» **DIRECTIONS FOR THIS TASK**:
Search the records for the word "name". Copy every line where it appears.

» **PROVIDED RECORDS**:
⁂

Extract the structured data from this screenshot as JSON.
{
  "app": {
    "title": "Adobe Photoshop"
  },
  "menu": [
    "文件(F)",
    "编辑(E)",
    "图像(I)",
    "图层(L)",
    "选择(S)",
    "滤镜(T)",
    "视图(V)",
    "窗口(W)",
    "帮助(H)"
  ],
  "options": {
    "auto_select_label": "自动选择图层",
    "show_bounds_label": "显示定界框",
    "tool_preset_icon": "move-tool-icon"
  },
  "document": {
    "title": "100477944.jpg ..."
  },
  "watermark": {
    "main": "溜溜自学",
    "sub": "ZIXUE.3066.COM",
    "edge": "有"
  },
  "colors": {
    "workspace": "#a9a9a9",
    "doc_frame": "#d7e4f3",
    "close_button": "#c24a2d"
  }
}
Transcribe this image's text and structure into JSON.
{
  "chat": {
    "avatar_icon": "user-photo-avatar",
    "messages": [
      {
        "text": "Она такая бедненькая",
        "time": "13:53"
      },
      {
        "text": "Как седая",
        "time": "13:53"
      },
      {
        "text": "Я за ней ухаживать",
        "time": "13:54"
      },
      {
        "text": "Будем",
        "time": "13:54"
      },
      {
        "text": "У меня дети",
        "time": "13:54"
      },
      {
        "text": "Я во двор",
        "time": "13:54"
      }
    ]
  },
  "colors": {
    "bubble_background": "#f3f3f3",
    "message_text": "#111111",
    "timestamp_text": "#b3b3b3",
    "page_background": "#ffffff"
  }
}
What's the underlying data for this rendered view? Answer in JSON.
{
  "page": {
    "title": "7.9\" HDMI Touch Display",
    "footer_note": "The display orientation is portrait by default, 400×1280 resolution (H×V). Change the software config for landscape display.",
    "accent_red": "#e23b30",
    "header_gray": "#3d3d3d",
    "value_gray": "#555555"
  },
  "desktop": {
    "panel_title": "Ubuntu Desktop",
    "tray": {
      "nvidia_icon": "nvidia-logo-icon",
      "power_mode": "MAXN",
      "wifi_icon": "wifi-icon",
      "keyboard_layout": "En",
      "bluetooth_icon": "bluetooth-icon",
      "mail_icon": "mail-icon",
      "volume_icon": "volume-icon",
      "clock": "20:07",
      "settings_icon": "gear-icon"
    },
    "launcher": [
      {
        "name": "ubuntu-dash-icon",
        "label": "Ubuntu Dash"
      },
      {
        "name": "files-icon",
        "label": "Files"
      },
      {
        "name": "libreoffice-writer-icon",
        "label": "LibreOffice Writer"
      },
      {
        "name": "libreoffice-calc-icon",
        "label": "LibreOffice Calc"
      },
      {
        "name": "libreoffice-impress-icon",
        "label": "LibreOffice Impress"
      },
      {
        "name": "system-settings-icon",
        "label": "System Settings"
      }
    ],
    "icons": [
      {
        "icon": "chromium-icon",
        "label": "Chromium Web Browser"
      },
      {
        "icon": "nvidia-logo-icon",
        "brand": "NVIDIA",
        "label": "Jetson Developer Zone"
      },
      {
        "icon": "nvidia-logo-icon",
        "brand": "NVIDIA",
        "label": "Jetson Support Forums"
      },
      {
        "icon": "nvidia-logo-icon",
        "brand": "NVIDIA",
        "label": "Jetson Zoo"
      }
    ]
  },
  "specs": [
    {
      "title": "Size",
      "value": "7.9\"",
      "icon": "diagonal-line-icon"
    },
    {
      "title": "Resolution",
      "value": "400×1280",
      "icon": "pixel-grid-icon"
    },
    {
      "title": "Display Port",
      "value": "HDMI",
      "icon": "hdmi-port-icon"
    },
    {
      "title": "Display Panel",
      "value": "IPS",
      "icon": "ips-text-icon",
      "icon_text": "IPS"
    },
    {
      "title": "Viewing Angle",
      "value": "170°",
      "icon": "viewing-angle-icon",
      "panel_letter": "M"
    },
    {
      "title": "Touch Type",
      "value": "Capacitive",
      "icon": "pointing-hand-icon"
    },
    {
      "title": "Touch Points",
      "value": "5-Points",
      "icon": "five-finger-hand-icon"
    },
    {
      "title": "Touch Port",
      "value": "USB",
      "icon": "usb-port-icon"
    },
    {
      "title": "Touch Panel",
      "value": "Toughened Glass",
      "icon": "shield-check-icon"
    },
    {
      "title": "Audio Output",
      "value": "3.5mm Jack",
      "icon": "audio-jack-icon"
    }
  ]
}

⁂

» **REPLY**:
        "name": "ubuntu-dash-icon",
        "name": "files-icon",
        "name": "libreoffice-writer-icon",
        "name": "libreoffice-calc-icon",
        "name": "libreoffice-impress-icon",
        "name": "system-settings-icon",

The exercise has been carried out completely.